Aim of the task
Which lines of the entries below include "Root"? List them all.

Data in this exercise
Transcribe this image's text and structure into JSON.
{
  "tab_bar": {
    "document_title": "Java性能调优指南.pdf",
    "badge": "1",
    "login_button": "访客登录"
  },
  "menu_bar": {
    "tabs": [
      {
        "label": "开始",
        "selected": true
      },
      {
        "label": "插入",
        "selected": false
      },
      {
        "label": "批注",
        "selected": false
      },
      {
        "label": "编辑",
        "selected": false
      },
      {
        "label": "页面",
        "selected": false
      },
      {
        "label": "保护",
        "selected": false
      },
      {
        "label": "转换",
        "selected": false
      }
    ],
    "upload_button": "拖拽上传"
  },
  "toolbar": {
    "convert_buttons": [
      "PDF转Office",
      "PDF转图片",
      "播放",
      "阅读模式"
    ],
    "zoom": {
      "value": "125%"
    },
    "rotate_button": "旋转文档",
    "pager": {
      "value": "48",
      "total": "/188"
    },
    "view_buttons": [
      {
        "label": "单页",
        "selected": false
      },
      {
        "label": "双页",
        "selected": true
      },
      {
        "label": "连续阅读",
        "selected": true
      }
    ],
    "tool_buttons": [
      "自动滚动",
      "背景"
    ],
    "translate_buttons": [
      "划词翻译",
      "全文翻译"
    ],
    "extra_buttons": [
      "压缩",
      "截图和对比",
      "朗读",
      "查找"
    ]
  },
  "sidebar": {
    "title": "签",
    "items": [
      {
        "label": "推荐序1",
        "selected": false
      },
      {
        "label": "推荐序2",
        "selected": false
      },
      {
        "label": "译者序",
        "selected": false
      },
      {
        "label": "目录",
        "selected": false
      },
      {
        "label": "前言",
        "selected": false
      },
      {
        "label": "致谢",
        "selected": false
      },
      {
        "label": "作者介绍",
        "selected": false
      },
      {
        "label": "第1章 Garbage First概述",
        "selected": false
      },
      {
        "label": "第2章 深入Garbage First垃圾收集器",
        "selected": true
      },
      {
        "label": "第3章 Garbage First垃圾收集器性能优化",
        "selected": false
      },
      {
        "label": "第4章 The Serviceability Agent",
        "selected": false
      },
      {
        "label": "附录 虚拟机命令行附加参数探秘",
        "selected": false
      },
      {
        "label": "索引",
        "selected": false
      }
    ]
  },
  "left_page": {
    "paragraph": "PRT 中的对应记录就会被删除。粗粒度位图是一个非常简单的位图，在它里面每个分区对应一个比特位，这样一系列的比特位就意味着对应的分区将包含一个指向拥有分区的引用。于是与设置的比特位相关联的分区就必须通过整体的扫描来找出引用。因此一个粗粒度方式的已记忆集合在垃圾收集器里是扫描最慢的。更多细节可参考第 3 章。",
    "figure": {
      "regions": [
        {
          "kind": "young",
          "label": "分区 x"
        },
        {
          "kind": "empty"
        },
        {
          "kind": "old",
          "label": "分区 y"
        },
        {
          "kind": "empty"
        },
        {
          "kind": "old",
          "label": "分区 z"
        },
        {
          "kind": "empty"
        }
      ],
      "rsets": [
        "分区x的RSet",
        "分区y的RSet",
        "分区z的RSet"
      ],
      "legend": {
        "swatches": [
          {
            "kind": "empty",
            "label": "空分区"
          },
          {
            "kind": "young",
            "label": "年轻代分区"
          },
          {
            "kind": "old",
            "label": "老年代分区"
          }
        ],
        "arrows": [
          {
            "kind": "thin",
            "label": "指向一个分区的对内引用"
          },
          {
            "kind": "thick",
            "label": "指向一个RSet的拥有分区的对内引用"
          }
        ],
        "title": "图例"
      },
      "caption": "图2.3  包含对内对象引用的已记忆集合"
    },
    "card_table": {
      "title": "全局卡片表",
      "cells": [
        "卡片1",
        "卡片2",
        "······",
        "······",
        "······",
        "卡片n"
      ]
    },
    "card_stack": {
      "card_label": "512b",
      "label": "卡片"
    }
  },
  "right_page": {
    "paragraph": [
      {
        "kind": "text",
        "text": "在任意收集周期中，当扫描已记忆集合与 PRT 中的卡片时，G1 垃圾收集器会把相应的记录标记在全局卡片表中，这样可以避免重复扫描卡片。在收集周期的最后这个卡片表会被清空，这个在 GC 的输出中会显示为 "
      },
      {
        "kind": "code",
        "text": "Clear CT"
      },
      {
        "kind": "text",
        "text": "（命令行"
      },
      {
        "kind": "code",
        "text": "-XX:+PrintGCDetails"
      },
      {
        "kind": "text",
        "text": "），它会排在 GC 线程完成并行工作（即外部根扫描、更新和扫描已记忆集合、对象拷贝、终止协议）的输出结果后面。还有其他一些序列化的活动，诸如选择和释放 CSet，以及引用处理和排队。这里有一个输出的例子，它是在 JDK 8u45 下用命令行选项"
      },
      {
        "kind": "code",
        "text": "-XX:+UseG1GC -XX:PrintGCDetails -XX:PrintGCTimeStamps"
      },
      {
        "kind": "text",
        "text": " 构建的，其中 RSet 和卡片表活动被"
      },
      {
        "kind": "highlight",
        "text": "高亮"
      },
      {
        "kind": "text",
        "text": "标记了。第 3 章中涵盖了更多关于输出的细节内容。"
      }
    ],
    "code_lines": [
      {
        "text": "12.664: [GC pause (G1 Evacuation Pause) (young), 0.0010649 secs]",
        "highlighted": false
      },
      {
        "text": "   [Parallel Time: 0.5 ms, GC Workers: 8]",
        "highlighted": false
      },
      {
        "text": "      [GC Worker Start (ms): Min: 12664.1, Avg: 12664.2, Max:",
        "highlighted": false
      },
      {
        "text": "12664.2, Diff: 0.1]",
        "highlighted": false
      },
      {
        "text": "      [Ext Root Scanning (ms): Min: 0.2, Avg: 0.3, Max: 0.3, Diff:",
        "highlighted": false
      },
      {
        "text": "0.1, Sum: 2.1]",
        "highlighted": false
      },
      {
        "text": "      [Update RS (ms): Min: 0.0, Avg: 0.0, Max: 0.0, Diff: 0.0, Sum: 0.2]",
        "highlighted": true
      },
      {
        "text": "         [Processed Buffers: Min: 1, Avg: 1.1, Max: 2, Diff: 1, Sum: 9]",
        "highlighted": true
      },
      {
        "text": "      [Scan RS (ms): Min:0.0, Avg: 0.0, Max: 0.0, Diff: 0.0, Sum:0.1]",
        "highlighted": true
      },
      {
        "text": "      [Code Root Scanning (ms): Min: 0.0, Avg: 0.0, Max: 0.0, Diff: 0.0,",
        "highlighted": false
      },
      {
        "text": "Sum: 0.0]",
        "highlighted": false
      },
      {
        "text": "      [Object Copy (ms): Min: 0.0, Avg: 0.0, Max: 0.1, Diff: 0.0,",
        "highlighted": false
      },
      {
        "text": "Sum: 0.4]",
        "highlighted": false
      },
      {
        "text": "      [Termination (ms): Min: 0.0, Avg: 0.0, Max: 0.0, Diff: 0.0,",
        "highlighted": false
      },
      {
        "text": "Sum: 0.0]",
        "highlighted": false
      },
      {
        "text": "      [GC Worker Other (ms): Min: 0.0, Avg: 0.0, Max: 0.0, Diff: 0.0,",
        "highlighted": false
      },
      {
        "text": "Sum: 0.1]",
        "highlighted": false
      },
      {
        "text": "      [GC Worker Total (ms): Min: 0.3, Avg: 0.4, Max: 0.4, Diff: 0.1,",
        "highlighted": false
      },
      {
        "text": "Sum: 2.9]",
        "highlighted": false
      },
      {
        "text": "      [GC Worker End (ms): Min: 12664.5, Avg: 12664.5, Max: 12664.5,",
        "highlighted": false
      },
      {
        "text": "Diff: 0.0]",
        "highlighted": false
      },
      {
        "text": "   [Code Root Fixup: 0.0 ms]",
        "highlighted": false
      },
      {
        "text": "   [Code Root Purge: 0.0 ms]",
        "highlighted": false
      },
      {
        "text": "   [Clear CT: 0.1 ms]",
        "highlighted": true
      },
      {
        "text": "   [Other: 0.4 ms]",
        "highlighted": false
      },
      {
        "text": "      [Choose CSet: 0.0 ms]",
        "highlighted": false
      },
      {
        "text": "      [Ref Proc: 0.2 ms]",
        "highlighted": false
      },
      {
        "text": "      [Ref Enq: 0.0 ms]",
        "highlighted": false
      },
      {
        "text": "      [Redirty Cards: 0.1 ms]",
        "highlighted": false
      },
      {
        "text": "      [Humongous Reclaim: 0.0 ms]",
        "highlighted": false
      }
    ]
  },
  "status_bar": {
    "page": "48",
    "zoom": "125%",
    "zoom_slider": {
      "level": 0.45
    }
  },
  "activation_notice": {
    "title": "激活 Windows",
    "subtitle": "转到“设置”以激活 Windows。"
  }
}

Answer to this task
        "text": "      [Ext Root Scanning (ms): Min: 0.2, Avg: 0.3, Max: 0.3, Diff:",
        "text": "      [Code Root Scanning (ms): Min: 0.0, Avg: 0.0, Max: 0.0, Diff: 0.0,",
        "text": "   [Code Root Fixup: 0.0 ms]",
        "text": "   [Code Root Purge: 0.0 ms]",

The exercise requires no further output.